TASK GOAL: Below are some records; find each line that carries the word "subject" and copy it.
### DATA RECORDS ###
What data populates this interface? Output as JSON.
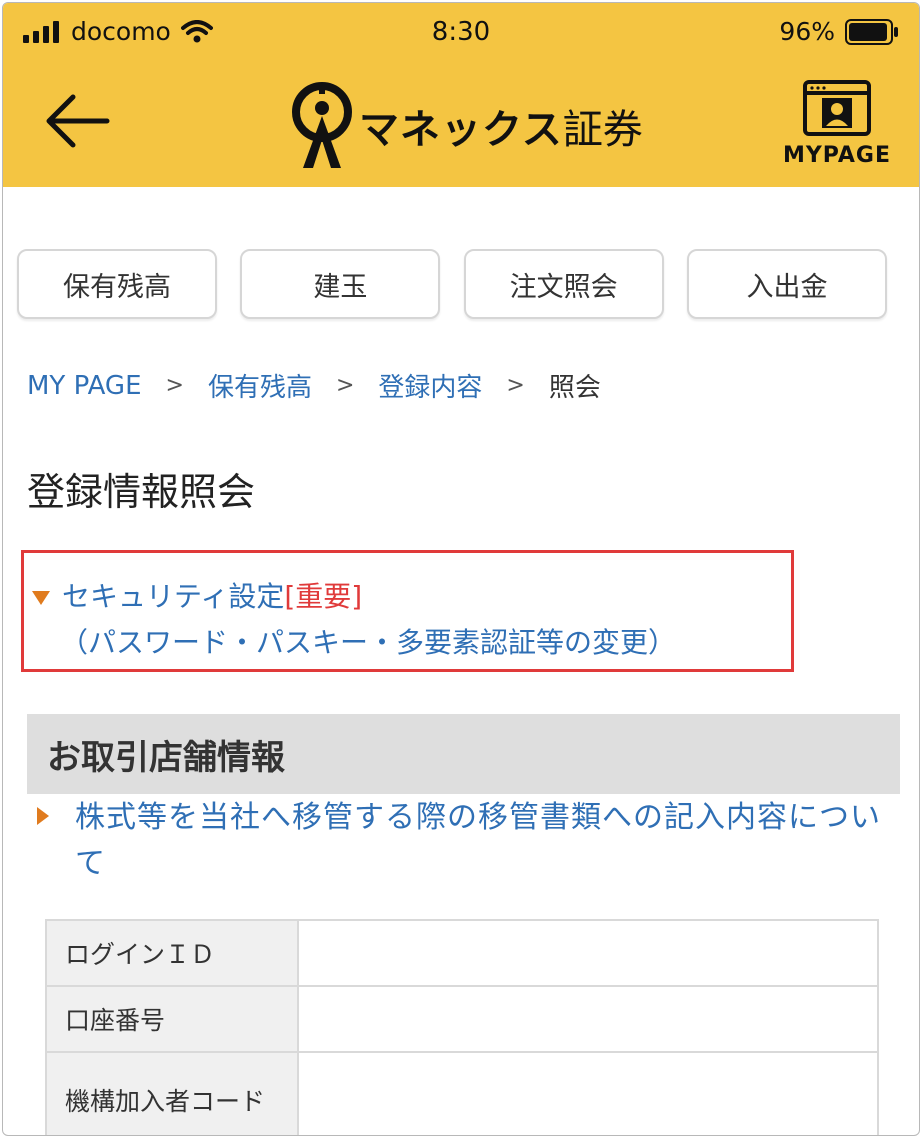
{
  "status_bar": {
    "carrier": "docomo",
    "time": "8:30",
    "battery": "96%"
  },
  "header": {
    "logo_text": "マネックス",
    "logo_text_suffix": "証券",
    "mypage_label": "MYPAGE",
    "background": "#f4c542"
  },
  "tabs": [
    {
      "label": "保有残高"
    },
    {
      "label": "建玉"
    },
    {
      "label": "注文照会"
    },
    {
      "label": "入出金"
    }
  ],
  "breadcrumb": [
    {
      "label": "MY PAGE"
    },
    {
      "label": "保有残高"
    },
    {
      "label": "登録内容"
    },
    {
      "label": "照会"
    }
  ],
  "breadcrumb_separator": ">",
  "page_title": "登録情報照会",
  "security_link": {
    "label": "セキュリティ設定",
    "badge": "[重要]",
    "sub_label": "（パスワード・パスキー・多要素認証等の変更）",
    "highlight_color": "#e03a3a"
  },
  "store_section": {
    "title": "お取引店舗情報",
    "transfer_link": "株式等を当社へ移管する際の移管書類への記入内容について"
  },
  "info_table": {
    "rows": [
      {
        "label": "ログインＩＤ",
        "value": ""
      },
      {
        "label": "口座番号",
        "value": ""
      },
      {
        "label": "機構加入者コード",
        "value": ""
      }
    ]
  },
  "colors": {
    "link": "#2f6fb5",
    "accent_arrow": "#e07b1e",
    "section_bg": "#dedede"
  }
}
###
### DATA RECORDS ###
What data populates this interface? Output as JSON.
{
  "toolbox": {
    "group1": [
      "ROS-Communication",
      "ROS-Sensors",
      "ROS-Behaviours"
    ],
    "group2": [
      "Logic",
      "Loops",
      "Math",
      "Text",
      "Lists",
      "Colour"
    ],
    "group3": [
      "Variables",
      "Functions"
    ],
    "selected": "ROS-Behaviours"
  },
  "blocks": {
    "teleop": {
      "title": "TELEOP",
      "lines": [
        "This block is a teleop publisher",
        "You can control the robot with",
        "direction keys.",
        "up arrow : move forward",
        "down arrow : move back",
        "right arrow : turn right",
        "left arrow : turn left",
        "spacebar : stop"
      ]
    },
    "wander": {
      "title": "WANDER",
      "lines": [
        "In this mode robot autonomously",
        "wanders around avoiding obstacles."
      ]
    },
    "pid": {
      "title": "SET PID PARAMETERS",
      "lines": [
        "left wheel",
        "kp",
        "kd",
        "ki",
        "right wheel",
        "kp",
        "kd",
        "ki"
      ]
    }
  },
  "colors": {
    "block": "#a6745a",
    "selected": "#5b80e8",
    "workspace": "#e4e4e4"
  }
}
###
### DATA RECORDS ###
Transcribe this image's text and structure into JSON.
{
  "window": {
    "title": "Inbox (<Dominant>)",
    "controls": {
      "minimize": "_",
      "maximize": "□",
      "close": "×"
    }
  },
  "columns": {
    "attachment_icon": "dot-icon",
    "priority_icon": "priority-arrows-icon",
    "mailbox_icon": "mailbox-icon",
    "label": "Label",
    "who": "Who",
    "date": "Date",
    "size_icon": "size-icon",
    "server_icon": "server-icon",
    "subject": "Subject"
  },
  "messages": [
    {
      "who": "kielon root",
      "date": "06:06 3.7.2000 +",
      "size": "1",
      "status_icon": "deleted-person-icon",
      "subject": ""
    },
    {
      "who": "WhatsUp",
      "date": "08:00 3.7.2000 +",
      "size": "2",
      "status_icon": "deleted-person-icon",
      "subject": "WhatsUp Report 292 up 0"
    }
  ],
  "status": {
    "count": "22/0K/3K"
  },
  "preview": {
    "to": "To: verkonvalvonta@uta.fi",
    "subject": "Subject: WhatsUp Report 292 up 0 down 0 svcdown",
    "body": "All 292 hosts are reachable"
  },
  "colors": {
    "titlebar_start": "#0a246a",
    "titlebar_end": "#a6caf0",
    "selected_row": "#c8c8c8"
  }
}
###
SOLUTION FOR THIS TASK:
    "subject": "Subject"
      "subject": ""
      "subject": "WhatsUp Report 292 up 0"
    "subject": "Subject: WhatsUp Report 292 up 0 down 0 svcdown",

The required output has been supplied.